A microbiologist and infectious diseases doctor at Canberra Hospital, Peter Collignon, stated that despite Australia being late in imposing full lockdowns like other countries, it imposed social distancing rules somewhat early.

Dr Collignon said in an interview that Australia had taken measures earlier compared to other countries such as the United States and Italy. And while the country has much lesser community transmissions, it still went forward with closing its borders and strictly implementing social distancing measures. Australia also made considerable efforts to increase testing of the virus and shutting down common and famous meeting spots in the country.

However, he also commented that Australia might have some luck in the matter, which was backed by official efforts to keep social exchanges to a bare minimum.

On Tuesday, several states in Australia also introduced further penalties for people who are disregarding the social distancing requirements.

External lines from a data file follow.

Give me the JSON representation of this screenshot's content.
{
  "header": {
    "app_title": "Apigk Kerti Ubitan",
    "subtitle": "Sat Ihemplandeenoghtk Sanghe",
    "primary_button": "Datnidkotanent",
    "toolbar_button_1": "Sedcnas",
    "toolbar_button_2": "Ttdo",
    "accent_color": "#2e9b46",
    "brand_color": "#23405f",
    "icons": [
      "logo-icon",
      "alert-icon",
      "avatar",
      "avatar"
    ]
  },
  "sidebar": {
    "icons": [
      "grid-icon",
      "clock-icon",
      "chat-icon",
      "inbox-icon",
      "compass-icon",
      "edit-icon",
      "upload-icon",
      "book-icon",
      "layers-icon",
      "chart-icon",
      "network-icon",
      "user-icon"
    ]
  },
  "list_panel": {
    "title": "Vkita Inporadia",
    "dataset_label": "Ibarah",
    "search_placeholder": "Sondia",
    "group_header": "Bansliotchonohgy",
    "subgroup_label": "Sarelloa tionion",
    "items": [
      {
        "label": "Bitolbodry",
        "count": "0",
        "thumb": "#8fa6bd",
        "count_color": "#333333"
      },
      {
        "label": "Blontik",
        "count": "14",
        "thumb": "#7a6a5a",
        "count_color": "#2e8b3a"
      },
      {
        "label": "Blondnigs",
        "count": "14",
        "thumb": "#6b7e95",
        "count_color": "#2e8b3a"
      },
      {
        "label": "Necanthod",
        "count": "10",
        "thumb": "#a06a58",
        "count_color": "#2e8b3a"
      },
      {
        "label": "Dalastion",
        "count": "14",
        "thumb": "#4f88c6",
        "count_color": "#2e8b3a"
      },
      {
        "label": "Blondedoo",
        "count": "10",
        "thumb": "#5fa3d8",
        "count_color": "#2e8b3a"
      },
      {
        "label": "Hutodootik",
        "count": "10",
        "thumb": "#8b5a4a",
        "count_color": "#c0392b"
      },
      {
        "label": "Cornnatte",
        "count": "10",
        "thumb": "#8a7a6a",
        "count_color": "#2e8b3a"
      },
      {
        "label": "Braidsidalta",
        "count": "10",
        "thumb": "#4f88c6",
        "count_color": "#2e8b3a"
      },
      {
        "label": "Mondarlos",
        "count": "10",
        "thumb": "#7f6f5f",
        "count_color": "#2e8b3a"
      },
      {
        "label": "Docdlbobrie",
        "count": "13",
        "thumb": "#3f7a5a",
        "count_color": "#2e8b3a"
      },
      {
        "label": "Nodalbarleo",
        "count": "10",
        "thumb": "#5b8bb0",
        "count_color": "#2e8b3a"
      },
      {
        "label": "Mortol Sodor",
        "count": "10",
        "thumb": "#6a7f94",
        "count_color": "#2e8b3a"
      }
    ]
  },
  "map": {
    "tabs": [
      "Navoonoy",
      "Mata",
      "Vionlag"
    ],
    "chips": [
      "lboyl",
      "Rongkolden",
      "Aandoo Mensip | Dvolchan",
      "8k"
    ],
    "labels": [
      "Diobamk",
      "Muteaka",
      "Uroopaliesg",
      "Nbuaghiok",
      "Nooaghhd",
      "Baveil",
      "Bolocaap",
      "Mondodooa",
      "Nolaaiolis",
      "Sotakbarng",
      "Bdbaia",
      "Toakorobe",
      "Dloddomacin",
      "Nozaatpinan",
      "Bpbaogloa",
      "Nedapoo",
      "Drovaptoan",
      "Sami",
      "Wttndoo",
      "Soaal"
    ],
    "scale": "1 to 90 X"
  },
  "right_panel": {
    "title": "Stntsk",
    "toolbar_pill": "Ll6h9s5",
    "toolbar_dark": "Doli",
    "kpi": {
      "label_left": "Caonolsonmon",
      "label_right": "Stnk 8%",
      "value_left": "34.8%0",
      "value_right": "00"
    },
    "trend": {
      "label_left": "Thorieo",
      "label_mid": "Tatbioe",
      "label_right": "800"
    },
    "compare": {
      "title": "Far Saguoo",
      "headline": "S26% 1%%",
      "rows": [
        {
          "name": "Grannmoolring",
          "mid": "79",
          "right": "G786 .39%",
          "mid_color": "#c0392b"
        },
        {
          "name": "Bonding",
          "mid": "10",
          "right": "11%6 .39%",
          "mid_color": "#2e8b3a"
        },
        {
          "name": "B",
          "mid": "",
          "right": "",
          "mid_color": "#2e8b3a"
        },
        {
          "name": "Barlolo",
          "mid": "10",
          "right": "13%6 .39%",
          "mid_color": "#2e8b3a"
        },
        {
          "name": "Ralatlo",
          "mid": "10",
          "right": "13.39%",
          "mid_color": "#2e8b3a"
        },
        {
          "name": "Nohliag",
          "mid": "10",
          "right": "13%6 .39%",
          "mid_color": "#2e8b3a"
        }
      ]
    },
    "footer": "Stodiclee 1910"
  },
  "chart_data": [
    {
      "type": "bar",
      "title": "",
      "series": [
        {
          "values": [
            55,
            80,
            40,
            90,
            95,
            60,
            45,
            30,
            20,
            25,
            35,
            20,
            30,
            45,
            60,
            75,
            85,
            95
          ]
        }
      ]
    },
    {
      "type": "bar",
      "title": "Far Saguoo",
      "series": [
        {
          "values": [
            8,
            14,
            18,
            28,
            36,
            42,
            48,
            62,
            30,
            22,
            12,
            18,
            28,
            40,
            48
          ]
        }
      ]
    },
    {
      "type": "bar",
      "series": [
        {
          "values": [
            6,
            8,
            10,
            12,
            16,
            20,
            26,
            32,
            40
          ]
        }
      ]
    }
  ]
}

The fines imposed differ from one region to another but could go up as much as 11,000 Australian dollars. That is in addition to a possible prison term of at least six months and a prerequisite to wear an electronic tracking device.

Meanwhile, the Australasian College for Infection Prevention and Control president Philip Russo, said that the recent talks about the flattening of the curve caused by COVID-19 are a bit premature.

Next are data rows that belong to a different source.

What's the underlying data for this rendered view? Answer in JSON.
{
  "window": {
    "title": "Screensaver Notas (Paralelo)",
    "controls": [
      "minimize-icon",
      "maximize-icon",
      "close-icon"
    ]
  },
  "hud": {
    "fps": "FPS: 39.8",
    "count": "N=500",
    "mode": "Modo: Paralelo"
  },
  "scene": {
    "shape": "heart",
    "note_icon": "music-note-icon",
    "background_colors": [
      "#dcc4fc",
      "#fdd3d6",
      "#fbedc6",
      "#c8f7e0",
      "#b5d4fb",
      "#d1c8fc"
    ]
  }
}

He stated that the country needs to have weeks that are recording drops of new coronavirus cases every day and not just average daily disparity like what is happening right in recent days.

The caution expressed by the government was further highlighted by a deal to increase resources in the public health system. It was a call to doctors and nurses, including to add around 34,000 hospital beds obtained from other private hospitals in the country. Health Minister Hunt also stated that the government would deliver over 5,000 ventilators by the end of April.

Further, Health officials commented earlier about their hopes to boost testing in the country, especially where there are records of clusters of virus cases like the Bondi area in Sydney. It was earlier this month when the area drew attention after thousands of people seen at the beach, ignoring the social distancing measures of the government. According to state officials, the Bondi community might have already some transmission going on through a backpacker previously unaware of carrying the coronavirus disease.

Meanwhile, a report from Qantas Airways on Tuesday stated that six of their baggage handlers working at the Adelaide airport have already tested, with results coming out positive of COVID-19. Those new cases would self-quarantine, including other employees who may have come into contact with them.

The ongoing health crisis has not only affected the health sector of the country but the business sector as well. Like other countries infected by the spreading virus, the jobs and financial market of Australia are still reeling in the effects of the pandemic. It prompted the government to lay out a wave of stimulus packages to help boost Australian households and businesses alike. Recently, the Australian government announced a series of stimulus packages designed to provide much-needed relief for Aussie households and small businesses.

Australian Prime Minister Scott Morrison announced that there are now around 113,000 small businesses registering to the six-month wage subsidy worth $130 billion.

This wage subsidy offered by the government is an addition to its stimulus packages designed to curb the increasing business closures and the unemployment rate in the country due to the ongoing health crisis.

This allowance for businesses will help keep employees in their jobs and business operations going as much as possible. The wage subsidy has now brought the government’s stimulus package related to coronavirus to as much as $320 billion or nearly 15% of the gross domestic product of the country.

Tags
Show More

callum

Aussie copywriter from Melbourne's Dandenong Ranges, passionate about all things lifestyle - particularly Finance.

Related Articles

Leave a Reply

Your email address will not be published. Required fields are marked *

Back to top button
Close
Close